Jihadist violence, it’s becoming disturbingly frequent. So frequent, it threatens to numb our collective minds to its presence, let alone its sheer brutality like the throat slitting of Father Jacques Hamel.
Even so, its persistence has generated reactions, some of which are ill-informed…
“When will we realise that the concessions we have made to faith in our political discourse prevent us from even speaking about, much less uprooting, the most prolific source of violence in our history?”
Sam Harris regarding religion in the book “End of Faith”, 2004.
“And lest we get on our high horse and think this is unique to some other place, remember that during the Crusades and the Inquisition, people committed terrible deeds in the name of Christ.”
Barack Obama regarding Christianity in light of recent Islamic violence as previously discussed here.
So, religion, including Christianity is the most prolific source of human violence. Really?
The above claims do not square with reality. That’s bad enough but when made by people of influence, it’s particularly problematic.
Firstly, let’s address the claim that religion per se causes wars. Here’s an interesting graph based on data from 1,763 wars across the course of human history…
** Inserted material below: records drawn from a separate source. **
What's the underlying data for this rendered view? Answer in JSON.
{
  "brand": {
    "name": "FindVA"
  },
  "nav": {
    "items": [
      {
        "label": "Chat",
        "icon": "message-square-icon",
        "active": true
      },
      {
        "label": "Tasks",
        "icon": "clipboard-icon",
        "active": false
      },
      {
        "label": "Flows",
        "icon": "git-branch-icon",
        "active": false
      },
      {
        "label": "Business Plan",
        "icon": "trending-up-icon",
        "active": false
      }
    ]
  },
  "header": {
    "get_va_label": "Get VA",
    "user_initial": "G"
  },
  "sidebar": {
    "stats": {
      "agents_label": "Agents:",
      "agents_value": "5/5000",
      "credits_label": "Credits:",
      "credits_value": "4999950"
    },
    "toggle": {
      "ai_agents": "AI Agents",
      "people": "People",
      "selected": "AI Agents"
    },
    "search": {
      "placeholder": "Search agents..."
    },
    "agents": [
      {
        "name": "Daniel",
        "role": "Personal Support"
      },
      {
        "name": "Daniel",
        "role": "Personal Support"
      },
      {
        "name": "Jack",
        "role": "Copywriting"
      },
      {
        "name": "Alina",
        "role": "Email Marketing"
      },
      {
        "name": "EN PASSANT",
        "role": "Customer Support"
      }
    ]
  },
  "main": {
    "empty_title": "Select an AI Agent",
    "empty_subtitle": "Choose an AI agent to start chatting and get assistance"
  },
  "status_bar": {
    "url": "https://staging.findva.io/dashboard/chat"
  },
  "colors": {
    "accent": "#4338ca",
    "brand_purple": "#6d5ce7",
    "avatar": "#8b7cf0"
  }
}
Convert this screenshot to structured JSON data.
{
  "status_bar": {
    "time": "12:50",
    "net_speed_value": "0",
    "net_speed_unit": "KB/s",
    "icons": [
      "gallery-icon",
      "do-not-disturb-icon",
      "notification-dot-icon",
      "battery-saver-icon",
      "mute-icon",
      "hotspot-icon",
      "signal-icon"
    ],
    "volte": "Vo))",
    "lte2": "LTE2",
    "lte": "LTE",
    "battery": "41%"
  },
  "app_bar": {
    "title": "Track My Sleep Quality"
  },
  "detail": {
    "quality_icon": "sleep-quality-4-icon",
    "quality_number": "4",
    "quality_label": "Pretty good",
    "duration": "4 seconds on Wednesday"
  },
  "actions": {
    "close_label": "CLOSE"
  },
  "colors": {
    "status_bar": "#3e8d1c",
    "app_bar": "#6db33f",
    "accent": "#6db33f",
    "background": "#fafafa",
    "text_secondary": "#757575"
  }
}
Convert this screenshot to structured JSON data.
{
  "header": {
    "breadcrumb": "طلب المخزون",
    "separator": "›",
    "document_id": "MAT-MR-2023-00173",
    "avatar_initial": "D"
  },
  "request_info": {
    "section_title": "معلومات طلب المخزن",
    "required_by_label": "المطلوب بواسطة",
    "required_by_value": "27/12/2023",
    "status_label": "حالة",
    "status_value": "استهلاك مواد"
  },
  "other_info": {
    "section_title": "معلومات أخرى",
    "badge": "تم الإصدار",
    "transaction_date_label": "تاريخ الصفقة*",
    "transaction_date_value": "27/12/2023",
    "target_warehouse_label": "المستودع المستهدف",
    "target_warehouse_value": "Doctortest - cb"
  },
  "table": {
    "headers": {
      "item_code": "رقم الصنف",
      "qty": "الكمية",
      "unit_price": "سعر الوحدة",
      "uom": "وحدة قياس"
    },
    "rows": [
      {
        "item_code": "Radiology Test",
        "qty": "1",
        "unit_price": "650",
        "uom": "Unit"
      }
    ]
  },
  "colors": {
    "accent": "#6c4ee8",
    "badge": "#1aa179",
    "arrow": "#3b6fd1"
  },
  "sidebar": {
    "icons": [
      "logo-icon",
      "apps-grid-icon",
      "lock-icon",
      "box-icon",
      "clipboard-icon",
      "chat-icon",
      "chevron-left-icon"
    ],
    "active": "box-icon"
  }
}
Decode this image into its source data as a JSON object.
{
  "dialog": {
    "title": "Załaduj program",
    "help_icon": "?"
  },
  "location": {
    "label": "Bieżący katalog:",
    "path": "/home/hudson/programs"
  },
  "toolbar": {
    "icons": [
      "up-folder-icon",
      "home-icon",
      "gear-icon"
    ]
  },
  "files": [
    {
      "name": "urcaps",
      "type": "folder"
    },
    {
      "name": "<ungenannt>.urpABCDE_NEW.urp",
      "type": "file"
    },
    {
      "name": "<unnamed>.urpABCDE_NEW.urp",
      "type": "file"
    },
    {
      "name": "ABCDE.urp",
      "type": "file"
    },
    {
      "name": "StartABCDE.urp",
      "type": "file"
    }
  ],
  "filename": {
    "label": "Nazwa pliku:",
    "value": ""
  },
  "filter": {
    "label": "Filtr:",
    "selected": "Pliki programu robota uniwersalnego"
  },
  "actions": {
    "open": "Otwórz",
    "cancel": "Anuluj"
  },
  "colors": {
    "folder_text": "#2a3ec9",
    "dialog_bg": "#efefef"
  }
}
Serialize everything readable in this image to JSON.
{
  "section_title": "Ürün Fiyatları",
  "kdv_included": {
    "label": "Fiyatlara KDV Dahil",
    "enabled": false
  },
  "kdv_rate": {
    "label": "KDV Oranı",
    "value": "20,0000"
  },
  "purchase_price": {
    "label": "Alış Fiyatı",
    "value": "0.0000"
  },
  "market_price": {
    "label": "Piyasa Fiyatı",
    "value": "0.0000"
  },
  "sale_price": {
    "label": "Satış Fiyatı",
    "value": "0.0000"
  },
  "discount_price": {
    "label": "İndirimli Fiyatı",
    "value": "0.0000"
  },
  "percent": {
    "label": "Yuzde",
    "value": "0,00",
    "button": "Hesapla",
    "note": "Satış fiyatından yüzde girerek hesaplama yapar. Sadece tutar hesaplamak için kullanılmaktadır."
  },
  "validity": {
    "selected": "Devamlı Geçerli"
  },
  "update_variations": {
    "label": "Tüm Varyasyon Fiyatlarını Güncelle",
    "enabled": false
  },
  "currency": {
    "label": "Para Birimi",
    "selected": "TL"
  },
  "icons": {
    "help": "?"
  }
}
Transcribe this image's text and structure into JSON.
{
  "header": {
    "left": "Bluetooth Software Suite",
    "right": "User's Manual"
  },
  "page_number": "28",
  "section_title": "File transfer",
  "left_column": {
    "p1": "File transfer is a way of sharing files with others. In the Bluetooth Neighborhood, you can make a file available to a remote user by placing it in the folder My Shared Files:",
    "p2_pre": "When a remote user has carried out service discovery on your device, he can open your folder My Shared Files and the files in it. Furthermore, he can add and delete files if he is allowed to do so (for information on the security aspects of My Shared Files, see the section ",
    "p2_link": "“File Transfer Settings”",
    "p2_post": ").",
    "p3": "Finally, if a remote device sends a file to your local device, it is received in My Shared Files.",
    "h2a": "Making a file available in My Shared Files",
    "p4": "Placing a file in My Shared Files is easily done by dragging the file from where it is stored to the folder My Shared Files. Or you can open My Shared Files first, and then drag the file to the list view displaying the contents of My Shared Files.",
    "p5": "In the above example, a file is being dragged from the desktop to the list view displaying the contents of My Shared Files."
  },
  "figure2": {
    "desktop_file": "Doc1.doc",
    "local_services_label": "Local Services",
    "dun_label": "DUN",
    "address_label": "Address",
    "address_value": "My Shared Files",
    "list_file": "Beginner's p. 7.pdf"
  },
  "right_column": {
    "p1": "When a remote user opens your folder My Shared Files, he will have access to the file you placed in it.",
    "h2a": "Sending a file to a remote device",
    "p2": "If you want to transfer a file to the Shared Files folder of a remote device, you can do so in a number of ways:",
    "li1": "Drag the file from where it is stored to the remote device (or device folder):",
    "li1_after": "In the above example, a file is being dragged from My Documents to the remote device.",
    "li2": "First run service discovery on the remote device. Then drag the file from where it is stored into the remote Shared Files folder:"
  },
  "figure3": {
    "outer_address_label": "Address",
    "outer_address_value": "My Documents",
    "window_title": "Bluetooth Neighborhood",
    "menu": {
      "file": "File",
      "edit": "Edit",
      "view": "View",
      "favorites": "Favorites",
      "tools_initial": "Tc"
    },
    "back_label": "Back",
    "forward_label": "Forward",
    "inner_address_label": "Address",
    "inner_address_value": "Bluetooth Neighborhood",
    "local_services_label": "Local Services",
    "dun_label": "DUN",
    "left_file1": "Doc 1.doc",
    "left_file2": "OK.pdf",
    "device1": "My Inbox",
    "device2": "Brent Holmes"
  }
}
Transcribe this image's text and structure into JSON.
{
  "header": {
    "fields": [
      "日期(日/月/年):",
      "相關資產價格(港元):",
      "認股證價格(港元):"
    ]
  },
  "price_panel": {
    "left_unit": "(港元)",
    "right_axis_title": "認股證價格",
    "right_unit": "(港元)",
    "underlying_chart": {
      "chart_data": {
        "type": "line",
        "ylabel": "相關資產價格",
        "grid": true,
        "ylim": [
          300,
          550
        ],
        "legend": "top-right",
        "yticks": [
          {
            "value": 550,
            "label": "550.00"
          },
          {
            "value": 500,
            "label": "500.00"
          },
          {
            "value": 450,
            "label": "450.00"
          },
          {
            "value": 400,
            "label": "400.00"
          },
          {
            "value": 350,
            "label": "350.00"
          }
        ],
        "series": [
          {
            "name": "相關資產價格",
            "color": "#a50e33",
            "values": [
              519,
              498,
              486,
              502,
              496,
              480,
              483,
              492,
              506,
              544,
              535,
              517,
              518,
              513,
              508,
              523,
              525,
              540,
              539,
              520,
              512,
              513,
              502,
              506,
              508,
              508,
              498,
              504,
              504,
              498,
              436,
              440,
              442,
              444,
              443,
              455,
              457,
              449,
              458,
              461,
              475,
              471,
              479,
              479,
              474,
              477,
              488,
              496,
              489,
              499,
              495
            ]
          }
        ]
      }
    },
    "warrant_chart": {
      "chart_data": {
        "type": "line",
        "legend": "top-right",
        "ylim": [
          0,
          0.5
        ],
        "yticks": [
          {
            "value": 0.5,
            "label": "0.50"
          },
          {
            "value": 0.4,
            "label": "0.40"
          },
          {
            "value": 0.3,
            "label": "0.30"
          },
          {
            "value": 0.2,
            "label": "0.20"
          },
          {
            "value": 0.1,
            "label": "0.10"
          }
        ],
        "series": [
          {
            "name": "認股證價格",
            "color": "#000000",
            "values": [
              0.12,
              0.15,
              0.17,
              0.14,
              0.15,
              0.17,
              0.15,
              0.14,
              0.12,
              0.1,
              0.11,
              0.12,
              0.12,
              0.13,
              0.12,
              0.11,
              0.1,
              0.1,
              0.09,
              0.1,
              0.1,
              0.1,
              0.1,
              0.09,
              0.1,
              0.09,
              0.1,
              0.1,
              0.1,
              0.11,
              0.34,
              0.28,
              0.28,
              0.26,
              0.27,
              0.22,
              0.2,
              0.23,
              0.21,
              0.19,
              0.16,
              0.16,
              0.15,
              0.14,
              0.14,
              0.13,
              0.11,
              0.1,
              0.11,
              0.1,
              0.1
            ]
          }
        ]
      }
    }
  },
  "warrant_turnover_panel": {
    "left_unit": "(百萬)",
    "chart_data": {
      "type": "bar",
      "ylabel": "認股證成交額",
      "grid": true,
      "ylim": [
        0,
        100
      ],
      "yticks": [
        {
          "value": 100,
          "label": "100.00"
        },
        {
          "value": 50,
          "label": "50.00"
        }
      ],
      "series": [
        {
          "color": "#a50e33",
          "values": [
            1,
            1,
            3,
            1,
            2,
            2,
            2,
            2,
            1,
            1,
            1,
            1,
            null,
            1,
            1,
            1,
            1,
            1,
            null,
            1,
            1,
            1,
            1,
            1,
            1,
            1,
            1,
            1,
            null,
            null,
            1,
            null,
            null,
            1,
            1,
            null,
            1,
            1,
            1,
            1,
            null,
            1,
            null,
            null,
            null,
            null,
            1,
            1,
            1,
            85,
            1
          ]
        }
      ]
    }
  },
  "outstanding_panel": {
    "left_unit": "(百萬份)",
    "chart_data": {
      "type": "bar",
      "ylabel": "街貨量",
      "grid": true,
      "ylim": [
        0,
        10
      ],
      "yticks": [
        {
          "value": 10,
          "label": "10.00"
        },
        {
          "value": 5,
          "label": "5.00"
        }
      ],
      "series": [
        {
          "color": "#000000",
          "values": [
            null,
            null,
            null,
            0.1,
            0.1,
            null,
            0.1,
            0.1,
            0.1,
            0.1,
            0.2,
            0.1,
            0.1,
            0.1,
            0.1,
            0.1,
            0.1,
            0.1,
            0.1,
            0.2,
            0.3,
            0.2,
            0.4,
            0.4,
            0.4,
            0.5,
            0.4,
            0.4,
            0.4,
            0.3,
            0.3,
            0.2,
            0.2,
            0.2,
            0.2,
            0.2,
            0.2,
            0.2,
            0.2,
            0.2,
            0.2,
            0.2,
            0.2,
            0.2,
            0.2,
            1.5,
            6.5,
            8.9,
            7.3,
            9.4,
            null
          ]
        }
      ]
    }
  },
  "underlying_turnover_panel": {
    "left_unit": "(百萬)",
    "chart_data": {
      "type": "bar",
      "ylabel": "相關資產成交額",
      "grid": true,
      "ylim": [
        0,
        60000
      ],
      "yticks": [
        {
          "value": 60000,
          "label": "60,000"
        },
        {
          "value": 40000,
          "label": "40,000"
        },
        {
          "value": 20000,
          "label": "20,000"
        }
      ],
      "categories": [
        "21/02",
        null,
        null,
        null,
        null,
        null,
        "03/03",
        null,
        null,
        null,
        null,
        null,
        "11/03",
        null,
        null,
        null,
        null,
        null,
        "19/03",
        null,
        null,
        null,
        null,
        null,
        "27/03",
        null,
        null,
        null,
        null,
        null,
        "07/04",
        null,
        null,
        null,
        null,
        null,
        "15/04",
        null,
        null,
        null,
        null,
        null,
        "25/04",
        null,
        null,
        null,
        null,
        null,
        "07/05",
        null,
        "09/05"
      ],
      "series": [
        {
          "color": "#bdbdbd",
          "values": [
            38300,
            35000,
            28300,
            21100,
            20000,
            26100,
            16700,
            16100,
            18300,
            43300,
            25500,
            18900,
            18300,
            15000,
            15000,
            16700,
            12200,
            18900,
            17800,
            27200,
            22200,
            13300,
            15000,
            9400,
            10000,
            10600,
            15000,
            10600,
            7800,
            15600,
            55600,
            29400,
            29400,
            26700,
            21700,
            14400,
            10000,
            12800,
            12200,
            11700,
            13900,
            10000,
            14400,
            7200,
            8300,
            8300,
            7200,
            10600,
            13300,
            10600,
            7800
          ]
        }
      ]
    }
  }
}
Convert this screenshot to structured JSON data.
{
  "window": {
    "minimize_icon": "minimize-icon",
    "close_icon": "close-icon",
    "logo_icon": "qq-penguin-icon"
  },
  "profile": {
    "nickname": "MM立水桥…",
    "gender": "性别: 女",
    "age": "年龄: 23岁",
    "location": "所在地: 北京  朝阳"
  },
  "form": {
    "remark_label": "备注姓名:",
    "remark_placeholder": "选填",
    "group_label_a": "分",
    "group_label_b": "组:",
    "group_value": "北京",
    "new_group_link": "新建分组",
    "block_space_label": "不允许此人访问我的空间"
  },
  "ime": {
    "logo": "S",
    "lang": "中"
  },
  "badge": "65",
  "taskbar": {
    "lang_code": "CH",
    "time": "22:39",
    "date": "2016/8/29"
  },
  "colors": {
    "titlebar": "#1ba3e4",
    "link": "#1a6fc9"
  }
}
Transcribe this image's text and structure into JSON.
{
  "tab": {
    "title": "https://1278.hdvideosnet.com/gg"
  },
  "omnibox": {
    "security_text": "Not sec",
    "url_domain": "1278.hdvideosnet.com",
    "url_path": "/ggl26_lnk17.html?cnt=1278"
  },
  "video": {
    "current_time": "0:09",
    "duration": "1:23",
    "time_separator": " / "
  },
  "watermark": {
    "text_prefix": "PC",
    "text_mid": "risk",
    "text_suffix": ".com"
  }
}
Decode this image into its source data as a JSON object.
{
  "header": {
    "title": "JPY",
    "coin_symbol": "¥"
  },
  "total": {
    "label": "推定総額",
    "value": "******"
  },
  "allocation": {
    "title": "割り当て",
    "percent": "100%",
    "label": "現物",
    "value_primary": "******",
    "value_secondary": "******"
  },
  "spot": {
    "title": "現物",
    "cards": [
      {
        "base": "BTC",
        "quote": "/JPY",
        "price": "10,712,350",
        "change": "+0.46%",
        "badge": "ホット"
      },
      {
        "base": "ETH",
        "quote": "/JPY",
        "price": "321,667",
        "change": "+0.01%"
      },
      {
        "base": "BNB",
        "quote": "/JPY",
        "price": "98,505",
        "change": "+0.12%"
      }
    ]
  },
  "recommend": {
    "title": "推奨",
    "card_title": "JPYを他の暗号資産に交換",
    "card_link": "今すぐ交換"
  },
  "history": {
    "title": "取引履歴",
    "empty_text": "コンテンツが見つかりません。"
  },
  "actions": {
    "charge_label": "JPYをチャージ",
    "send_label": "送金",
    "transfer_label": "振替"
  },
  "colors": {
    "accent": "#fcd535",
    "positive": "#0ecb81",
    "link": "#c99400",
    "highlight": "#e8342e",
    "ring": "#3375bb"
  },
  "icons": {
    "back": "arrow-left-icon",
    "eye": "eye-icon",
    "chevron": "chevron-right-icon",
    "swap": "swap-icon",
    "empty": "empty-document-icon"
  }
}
Clearly, religion is no where near a primary source of war. And when it is, there is one religion which stands out (hint: it’s the one that is consistently in the news these days).
The above comes from an interesting article called, “The Myth that Religion is the #1 Cause of War“.
Secondly, to characterise the Crusades as “just another war but under another deity” would be to ignore the situation on the ground at the time (as previously discussed here)…
With enormous energy, the warriors of Islam struck out against the Christians shortly after Mohammed’s death. They were extremely successful. Palestine, Syria, and Egypt—once the most heavily Christian areas in the world—quickly succumbed. By the eighth century, Muslim armies had conquered all of Christian North Africa and Spain. In the eleventh century, the Seljuk Turks conquered Asia Minor (modern Turkey), which had been Christian since the time of St. Paul. The old Roman Empire, known to modern historians as the Byzantine Empire, was reduced to little more than Greece. In desperation, the emperor in Constantinople sent word to the Christians of western Europe asking them to aid their brothers and sisters in the East.
That is what gave birth to the Crusades. They were not the brainchild of an ambitious pope or rapacious knights but a response to more than four centuries of conquests in which Muslims had already captured two-thirds of the old Christian world. At some point, Christianity as a faith and a culture had to defend itself or be subsumed by Islam. The Crusades were that defense.
Regarding Christianity, look no further than recent news as linked at the start of this article. More sobering is the time line of atrocities at the end of it and that’s only in France. We know for a fact that it is far more brutal and widespread in the lands polluted with ISIS.
And here are some more statistics which puts Christianity into perspective:
“According to the International Society for Human Rights, a secular observatory based in Frankfurt, Germany, 80 per cent of all acts of religious discrimination in the world today are directed at Christians. Statistically speaking, that makes Christians by far the most persecuted religious body on the planet.”
“…an average of 100,000 Christians have been killed in what the centre calls a ‘situation of witness’ each year for the past decade. That works out to 11 Christians killed somewhere in the world every hour, seven days a week and 365 days a year, for reasons related to their faith.”
11 Christians killed somewhere in the world every hour.
As said in this article, “The global persecution of churchgoers is the unreported catastrophe of our time.”
But it isn’t just the acts themselves which are the problem. It is the willful disinformation around and disregard of them which allow them to happen. Once again, we need look no further than recent news. Where is the protest and indignation over the brutal killing of Father Jacques Hamel, an elderly priest murdered in his own church? As one article put it…
Go around Europe these days: you will find not a single rally to protest the killing of Father Hamel. In January 2015, after the murderous attack on Charlie Hebdo, the French took to the streets to say “Je suis Charlie”. After July 26, 2016, the day an 85-year-old priest was murdered in a church, nobody said “We are all Catholics”.
Christianity is a source of war? Since Christ is the way, the truth and the life, it comes as no surprise that those who rage against Him make such false statements.
So religions are not in and of themselves the major cause of wars. A question regarding current affairs quickly reveals another aspect of this discussion – fill in the blank: “A _____ suicide bomber detonated himself in a crowd today.”
So what of Islam, the religion which triggers more wars and killings than any other religion?